= Beginning of Section =
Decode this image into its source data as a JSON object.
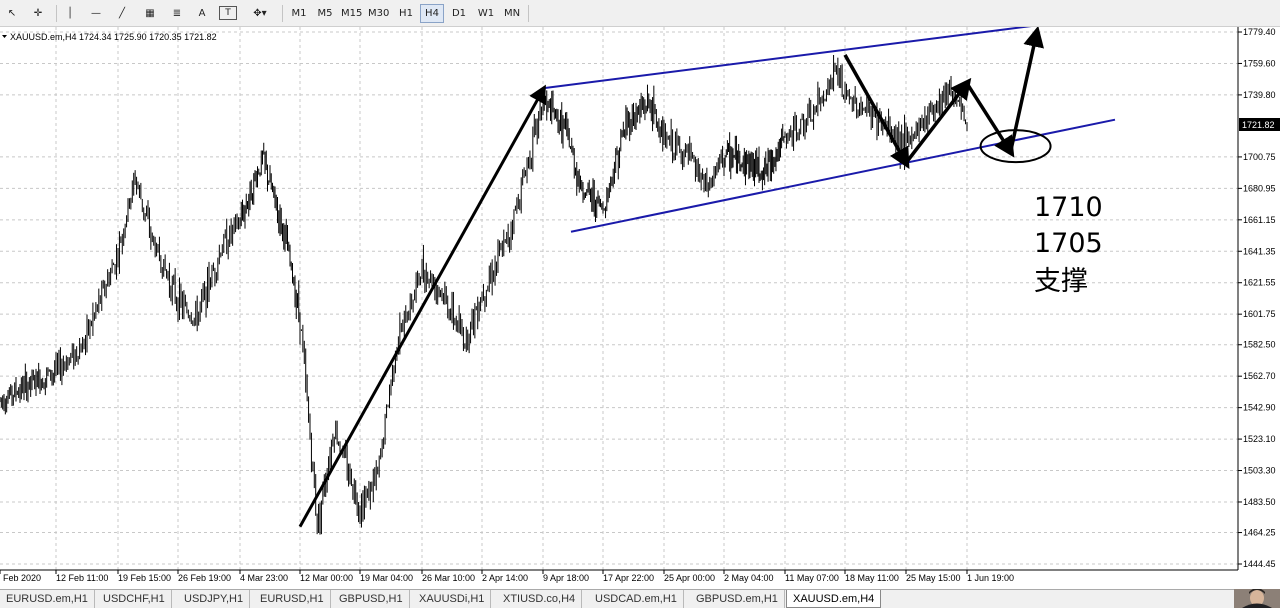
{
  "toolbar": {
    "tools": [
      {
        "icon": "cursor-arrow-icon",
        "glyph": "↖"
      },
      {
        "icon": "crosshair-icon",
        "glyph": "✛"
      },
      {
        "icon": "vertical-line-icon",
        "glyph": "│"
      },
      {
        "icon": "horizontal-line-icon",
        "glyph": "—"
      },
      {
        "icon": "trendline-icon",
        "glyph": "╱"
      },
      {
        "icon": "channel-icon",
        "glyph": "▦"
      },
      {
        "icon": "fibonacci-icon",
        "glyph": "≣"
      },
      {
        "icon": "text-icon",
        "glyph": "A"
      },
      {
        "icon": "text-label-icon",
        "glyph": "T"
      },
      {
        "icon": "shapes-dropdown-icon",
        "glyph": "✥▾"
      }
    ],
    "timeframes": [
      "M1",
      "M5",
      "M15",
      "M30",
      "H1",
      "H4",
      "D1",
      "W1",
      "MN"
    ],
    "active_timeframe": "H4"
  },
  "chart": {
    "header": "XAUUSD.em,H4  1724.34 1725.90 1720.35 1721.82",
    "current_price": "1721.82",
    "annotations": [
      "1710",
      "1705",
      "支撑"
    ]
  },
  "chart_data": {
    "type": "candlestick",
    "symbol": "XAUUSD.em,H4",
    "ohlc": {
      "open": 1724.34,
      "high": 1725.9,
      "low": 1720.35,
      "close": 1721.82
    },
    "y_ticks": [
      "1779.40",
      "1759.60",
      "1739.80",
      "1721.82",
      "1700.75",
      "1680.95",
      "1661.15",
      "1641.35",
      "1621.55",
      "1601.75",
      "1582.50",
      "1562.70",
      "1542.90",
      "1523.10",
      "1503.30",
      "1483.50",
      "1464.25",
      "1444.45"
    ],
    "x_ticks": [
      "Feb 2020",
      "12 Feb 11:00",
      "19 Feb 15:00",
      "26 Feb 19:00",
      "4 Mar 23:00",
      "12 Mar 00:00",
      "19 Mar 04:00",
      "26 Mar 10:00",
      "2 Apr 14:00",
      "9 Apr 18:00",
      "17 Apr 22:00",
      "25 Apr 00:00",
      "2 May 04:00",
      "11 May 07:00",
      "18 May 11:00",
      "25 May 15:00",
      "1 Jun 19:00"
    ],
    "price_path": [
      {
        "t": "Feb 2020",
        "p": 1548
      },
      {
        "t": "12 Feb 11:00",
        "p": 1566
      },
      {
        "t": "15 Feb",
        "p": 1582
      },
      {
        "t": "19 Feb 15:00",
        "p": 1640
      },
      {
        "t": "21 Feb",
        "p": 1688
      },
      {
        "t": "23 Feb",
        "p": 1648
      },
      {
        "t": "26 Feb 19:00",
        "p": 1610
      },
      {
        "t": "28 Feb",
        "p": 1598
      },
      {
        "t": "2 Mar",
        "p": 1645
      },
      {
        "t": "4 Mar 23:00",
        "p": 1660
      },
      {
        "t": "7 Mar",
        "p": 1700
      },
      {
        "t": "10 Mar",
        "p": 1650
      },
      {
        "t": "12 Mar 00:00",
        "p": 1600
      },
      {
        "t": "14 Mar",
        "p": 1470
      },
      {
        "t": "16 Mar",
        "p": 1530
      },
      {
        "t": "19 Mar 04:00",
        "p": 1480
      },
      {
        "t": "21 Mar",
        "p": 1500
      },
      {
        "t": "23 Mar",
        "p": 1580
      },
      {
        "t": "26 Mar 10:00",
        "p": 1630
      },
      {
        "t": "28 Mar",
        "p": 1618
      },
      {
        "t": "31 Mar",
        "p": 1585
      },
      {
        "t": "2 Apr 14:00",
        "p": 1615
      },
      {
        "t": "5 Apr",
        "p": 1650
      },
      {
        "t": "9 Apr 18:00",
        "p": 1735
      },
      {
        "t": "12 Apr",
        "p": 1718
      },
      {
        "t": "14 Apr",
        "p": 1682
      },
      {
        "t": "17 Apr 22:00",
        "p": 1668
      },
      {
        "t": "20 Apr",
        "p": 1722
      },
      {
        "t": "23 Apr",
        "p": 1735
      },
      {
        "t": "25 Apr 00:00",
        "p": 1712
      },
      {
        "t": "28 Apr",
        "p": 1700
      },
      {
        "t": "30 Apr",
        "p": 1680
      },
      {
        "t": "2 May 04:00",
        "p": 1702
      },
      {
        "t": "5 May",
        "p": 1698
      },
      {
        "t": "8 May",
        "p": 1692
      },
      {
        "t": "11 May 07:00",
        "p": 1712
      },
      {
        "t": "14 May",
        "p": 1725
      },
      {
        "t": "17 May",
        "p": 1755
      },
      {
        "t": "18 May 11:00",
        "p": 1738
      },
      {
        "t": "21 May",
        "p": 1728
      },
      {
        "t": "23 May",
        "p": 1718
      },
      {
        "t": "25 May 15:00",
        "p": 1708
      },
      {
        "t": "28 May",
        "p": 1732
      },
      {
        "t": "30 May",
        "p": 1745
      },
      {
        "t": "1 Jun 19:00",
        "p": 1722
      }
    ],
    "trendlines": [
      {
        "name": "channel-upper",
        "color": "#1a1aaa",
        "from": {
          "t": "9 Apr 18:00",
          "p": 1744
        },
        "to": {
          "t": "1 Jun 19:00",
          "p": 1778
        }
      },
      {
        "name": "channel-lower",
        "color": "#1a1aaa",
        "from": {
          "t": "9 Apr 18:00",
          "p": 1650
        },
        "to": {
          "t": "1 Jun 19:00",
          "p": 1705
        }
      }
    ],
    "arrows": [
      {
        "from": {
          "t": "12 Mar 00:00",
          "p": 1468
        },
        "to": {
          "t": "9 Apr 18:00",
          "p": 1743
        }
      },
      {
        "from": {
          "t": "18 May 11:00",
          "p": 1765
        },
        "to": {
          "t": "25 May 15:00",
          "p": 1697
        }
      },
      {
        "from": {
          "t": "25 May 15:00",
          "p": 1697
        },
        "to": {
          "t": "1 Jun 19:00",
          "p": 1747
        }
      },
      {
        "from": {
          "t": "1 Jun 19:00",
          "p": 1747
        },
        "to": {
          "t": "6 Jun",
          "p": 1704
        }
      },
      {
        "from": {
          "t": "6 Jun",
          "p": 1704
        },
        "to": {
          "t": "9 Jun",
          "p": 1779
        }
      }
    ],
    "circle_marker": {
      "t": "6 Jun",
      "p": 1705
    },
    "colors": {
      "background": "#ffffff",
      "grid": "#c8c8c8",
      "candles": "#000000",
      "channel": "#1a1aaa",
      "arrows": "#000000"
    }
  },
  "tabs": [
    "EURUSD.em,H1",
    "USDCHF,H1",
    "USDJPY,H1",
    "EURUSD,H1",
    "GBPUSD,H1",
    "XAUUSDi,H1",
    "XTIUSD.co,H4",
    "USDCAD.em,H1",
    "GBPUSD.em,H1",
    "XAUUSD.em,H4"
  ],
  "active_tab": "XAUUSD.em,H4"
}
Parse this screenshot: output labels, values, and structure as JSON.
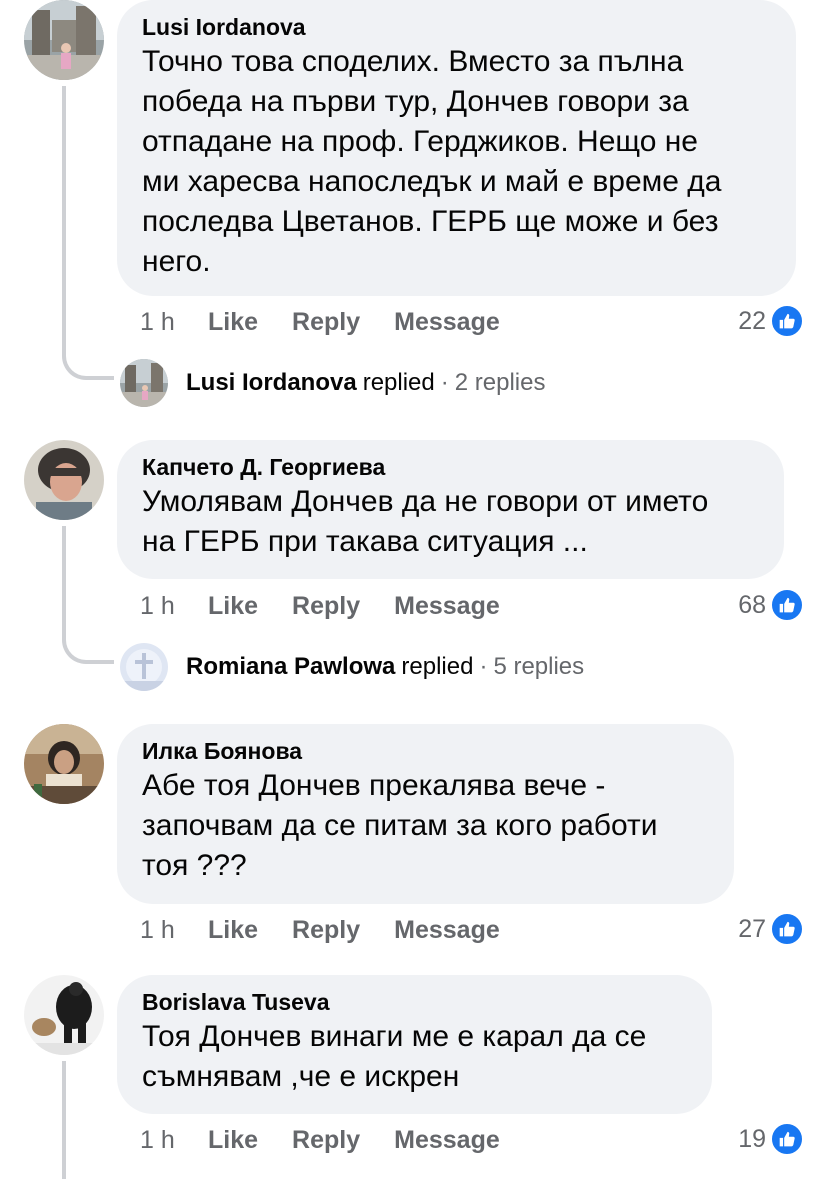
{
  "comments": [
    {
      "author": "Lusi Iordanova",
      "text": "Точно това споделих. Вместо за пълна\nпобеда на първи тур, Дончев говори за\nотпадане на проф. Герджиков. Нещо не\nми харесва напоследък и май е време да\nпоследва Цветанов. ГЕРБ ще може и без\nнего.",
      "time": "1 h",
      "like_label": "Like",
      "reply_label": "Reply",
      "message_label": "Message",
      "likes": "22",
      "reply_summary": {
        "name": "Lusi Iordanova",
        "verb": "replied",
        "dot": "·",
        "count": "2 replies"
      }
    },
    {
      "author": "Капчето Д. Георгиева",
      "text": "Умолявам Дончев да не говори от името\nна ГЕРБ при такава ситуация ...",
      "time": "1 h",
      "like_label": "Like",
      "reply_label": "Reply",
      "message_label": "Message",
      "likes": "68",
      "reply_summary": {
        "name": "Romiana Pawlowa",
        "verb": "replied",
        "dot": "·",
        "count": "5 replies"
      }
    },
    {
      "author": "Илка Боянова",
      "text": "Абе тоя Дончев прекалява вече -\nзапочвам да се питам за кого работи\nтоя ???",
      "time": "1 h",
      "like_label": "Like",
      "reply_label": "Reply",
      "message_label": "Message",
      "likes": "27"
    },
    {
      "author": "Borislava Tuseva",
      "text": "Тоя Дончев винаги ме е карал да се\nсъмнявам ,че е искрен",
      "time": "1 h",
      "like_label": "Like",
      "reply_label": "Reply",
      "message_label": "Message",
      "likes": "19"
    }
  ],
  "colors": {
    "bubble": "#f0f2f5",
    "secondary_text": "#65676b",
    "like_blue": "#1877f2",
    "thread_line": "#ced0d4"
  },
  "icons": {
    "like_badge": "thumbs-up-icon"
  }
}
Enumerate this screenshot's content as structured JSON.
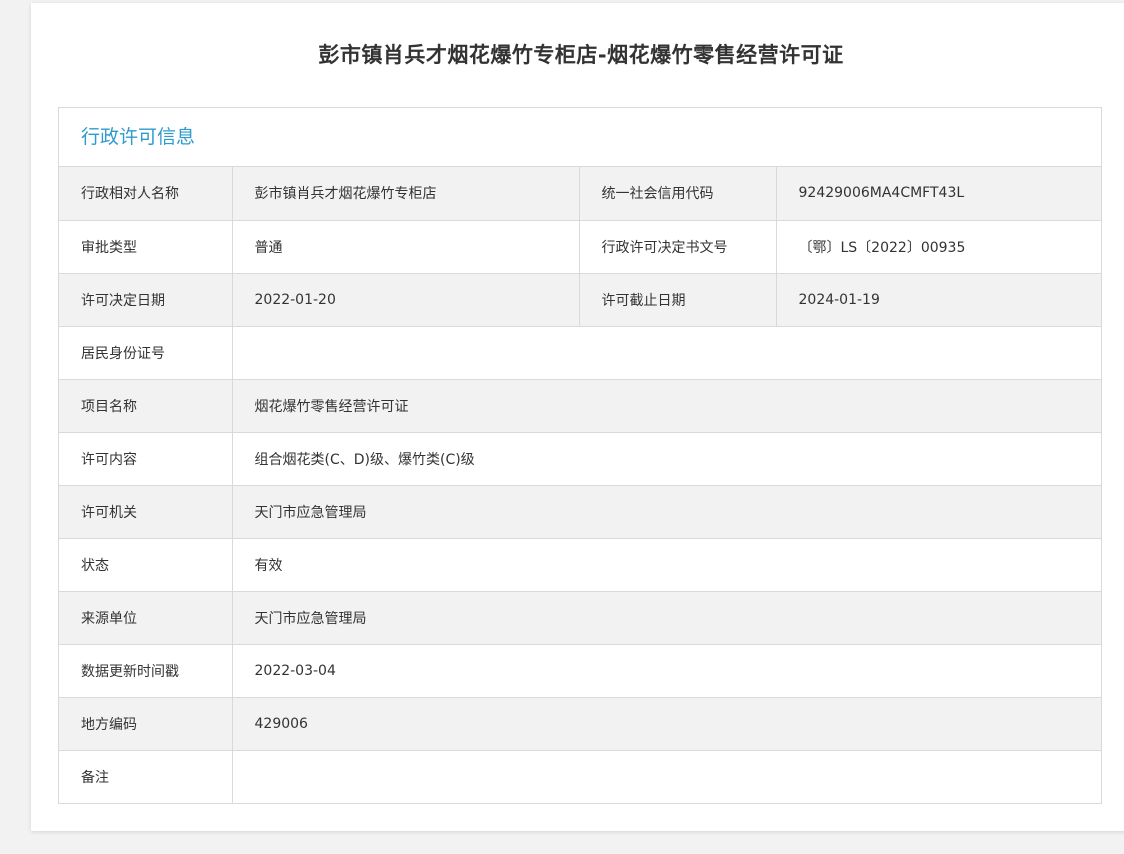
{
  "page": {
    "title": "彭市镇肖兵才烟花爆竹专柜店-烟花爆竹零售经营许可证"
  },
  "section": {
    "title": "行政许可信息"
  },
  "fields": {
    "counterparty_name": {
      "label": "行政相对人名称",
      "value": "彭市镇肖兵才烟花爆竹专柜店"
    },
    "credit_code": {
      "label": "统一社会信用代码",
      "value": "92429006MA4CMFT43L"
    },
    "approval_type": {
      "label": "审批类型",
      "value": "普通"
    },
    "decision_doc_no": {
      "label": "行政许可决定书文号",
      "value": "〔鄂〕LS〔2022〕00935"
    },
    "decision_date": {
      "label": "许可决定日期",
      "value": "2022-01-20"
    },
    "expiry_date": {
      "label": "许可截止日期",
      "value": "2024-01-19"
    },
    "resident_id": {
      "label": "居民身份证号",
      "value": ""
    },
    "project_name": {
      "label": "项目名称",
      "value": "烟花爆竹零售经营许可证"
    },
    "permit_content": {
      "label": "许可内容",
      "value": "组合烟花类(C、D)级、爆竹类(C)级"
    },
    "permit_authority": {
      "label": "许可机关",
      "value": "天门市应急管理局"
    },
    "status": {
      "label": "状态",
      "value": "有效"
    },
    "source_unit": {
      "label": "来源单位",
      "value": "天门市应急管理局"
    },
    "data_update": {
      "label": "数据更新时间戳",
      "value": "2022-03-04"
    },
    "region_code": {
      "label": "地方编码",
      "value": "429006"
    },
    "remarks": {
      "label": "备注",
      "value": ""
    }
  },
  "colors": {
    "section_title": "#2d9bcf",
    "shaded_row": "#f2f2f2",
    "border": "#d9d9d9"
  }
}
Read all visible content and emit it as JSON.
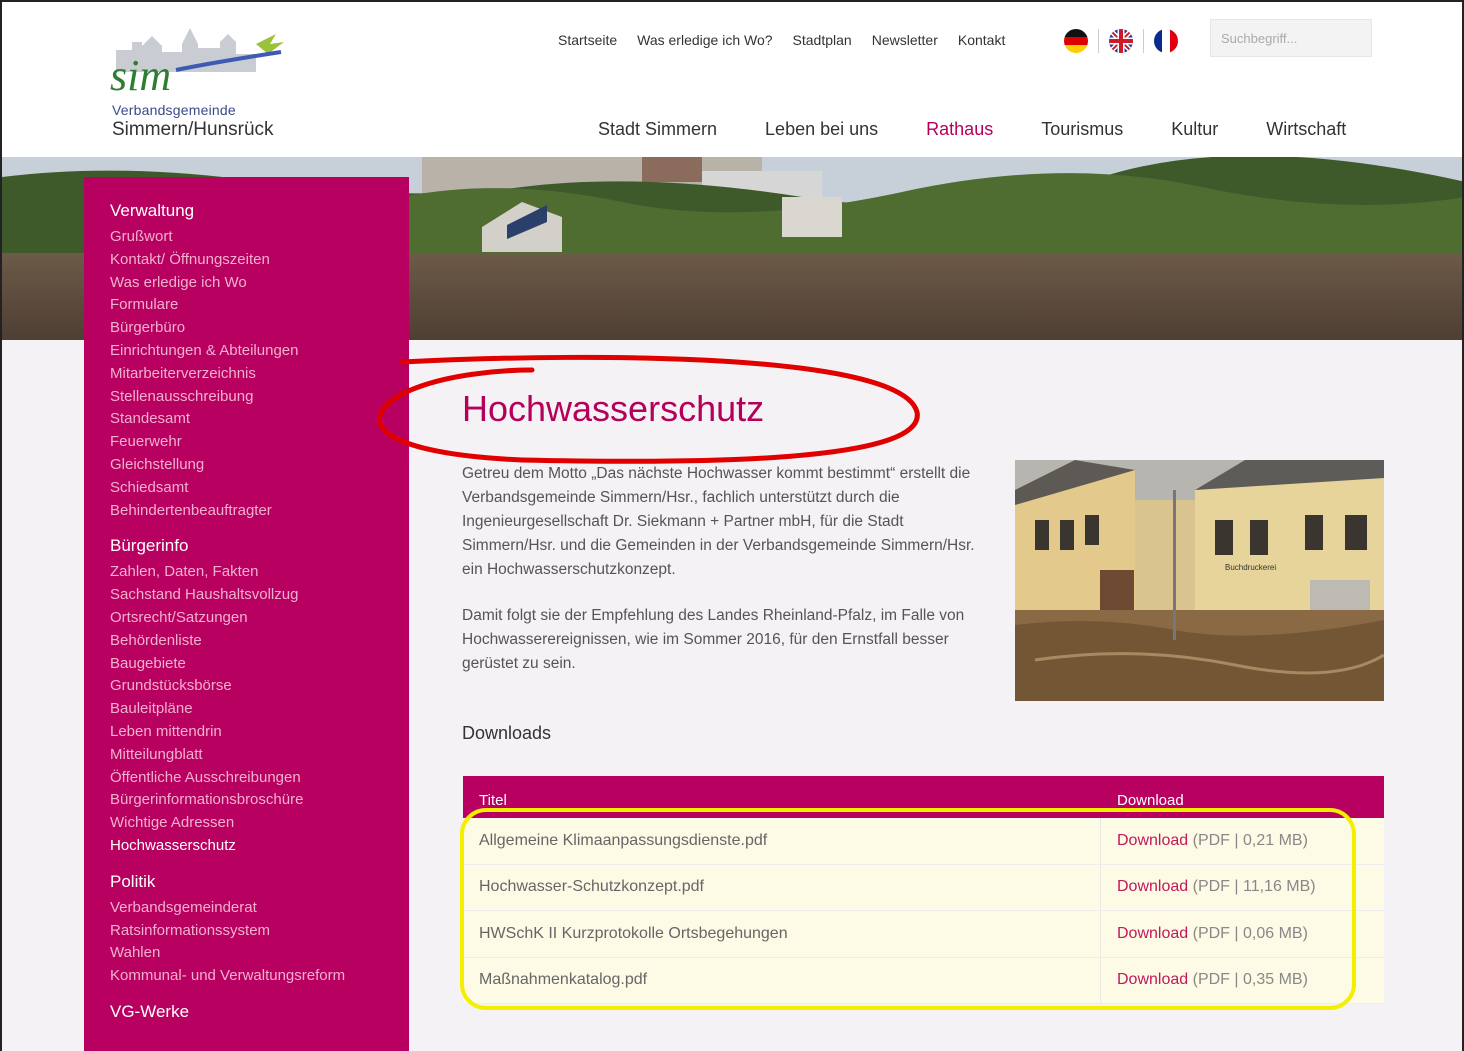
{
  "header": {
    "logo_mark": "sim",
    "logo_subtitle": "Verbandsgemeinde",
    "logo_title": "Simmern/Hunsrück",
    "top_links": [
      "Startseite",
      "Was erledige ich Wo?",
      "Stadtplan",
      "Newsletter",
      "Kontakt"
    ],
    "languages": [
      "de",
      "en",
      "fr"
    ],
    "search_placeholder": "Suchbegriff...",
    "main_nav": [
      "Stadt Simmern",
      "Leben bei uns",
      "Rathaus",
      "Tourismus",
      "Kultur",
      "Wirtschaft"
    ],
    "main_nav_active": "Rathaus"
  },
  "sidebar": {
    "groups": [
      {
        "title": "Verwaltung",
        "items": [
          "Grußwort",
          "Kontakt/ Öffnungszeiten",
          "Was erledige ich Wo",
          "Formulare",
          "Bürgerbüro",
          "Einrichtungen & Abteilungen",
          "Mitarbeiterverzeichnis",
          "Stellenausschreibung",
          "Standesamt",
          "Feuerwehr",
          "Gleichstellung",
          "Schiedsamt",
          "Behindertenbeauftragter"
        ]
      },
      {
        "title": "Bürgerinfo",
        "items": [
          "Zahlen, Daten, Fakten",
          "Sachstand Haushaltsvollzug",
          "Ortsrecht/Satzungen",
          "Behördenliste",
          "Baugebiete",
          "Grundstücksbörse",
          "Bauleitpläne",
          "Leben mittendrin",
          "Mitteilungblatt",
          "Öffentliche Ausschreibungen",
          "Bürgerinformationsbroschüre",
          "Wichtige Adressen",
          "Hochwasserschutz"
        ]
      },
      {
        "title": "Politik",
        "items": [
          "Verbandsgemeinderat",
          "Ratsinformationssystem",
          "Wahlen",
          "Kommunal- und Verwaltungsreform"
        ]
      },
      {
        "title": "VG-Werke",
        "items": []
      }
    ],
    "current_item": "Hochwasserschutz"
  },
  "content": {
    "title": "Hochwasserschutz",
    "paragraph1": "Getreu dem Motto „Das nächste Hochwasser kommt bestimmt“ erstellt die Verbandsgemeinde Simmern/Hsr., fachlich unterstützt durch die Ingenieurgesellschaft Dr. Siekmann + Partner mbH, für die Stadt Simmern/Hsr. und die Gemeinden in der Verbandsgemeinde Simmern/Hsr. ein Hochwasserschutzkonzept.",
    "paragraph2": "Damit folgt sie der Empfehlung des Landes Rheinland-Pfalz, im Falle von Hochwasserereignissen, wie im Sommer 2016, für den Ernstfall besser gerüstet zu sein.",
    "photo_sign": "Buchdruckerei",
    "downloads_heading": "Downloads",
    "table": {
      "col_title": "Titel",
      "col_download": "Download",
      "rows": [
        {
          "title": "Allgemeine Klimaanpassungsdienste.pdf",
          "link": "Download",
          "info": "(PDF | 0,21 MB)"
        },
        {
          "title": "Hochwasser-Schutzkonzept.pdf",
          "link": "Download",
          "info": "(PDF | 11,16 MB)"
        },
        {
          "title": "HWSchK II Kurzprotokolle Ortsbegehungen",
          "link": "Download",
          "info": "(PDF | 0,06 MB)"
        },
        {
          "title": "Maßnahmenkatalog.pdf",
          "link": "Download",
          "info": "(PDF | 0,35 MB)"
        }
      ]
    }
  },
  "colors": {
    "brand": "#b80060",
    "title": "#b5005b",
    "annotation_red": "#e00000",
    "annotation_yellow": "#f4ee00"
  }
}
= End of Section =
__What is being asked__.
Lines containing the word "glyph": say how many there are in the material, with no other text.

__Final answer__.
10